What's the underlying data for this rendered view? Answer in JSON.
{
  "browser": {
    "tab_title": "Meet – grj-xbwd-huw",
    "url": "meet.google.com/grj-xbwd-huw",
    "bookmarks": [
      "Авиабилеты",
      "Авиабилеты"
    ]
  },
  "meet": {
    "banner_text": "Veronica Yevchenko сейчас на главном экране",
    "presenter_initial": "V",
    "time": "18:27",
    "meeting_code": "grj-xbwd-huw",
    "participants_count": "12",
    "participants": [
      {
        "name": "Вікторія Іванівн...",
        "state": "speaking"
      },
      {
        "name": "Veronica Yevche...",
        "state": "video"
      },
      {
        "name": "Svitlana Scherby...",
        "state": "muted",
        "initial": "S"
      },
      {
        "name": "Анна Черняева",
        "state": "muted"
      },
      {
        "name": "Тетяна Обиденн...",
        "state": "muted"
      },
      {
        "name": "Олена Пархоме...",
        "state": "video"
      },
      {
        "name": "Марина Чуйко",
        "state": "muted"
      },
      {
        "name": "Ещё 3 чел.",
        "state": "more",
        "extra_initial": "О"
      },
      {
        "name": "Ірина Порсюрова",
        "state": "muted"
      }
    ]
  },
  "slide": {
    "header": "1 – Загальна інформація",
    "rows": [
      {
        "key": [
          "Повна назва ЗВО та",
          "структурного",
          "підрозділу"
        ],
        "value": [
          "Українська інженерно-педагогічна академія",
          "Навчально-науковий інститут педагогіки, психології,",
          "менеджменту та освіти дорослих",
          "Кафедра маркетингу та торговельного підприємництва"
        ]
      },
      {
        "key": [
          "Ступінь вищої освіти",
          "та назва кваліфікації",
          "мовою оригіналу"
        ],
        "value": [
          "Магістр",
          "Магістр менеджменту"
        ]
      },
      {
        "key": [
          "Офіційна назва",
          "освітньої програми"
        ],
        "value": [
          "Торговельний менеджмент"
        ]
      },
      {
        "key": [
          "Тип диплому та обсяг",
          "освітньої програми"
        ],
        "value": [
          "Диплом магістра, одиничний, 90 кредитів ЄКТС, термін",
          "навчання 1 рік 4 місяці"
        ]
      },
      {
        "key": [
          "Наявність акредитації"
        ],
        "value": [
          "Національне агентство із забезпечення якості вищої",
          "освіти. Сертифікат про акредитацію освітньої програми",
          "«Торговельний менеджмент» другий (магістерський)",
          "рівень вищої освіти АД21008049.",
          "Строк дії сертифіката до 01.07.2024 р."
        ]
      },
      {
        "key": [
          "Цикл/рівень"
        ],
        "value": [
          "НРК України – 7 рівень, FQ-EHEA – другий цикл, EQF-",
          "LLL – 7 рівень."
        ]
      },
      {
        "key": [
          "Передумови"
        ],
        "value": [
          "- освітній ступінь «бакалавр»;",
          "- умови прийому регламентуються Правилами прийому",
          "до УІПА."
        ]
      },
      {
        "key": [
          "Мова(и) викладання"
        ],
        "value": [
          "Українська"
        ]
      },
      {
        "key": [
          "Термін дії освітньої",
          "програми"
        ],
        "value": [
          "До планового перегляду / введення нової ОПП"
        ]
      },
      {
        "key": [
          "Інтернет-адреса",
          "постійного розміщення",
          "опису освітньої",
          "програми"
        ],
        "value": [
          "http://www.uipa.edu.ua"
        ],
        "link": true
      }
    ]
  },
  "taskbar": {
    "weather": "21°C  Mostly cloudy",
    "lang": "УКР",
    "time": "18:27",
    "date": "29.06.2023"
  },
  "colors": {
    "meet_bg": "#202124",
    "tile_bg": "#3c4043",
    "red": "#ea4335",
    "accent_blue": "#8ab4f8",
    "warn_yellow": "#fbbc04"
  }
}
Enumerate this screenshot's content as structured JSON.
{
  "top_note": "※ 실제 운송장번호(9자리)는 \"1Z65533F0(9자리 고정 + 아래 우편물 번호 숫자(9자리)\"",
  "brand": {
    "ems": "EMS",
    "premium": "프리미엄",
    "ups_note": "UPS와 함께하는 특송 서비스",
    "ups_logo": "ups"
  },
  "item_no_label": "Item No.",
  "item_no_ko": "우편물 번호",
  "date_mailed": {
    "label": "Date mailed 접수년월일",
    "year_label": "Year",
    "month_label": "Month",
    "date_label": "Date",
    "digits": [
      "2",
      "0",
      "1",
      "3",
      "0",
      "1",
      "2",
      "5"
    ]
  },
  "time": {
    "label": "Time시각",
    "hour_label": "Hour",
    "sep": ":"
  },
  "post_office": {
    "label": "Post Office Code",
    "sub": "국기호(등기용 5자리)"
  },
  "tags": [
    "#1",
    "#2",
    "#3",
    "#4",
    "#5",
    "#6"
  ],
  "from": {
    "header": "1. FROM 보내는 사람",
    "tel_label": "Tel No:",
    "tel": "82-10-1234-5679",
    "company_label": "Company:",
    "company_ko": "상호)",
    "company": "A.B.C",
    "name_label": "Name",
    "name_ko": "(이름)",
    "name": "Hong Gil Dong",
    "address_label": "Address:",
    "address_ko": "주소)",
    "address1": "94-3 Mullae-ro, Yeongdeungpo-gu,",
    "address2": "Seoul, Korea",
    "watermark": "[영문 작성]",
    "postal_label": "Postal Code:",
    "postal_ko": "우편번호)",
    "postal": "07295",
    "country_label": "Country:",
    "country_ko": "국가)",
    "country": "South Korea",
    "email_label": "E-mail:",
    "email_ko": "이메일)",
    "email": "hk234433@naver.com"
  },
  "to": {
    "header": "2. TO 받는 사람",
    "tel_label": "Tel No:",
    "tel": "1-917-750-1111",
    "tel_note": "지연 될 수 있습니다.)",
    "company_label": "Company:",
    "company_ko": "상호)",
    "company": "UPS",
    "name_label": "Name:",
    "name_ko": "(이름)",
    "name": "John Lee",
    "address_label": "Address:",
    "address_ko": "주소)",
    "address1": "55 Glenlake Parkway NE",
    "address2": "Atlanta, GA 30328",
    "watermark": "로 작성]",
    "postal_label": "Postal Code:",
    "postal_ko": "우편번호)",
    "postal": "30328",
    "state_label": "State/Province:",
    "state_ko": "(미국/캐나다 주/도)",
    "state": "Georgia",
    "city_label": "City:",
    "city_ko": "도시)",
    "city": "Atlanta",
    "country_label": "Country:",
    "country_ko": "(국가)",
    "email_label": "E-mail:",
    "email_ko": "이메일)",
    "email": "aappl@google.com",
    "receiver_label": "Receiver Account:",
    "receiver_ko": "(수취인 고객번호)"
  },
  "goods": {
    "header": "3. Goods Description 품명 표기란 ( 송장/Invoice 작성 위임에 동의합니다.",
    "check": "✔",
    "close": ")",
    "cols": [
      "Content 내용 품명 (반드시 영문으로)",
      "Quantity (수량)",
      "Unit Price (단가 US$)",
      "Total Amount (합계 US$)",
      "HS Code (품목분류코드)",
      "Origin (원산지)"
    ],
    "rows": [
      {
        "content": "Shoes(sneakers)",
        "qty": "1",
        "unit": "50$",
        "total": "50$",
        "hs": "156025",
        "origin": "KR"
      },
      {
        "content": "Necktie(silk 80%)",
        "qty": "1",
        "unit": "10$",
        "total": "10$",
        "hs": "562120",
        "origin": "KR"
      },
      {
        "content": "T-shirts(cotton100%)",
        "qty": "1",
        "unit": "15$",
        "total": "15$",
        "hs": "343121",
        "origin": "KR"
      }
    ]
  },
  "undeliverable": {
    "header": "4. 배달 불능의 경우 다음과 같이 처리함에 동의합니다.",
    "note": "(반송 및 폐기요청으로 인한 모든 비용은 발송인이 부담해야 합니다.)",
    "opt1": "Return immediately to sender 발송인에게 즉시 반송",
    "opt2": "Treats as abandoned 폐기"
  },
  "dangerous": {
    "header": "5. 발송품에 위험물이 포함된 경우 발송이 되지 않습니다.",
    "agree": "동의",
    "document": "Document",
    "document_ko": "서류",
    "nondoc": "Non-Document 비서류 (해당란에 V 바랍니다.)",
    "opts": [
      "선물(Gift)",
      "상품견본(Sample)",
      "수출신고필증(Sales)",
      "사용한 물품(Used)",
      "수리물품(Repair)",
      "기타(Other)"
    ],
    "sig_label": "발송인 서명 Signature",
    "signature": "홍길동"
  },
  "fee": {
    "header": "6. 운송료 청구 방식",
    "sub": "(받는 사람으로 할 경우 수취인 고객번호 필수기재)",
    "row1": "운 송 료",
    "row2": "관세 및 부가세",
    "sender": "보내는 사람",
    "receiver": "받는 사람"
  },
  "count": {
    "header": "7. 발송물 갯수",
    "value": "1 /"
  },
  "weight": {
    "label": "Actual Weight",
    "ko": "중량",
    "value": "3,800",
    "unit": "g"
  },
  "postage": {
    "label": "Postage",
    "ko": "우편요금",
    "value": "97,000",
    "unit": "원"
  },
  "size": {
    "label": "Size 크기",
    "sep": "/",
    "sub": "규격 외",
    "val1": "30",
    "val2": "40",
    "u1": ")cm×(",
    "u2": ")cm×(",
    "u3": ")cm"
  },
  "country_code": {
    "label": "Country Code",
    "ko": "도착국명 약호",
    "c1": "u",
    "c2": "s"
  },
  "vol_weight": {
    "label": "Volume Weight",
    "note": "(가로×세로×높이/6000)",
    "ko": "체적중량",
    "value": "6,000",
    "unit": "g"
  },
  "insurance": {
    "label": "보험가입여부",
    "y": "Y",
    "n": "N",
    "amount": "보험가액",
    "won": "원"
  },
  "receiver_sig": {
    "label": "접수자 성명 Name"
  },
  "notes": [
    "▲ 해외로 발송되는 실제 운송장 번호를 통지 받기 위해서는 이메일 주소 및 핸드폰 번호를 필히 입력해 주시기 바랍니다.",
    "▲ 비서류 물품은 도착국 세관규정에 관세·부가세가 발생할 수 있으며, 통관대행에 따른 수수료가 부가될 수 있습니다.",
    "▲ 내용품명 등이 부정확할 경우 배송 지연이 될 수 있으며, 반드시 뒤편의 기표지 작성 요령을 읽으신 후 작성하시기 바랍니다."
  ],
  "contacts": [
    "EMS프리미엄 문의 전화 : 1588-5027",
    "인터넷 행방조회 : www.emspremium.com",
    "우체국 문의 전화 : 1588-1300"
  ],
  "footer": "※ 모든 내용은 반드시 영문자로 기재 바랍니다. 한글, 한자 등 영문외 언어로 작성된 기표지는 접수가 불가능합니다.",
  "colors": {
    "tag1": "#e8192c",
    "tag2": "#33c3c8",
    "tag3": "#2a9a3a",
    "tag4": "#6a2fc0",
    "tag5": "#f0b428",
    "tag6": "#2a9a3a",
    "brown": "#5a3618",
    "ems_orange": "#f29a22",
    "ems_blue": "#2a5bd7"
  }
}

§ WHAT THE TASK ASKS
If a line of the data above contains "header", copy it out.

§ EXERCISE SOLUTION
    "header": "1 – Загальна інформація",
    "header": "1. FROM 보내는 사람",
    "header": "2. TO 받는 사람",
    "header": "3. Goods Description 품명 표기란 ( 송장/Invoice 작성 위임에 동의합니다.",
    "header": "4. 배달 불능의 경우 다음과 같이 처리함에 동의합니다.",
    "header": "5. 발송품에 위험물이 포함된 경우 발송이 되지 않습니다.",
    "header": "6. 운송료 청구 방식",
    "header": "7. 발송물 갯수",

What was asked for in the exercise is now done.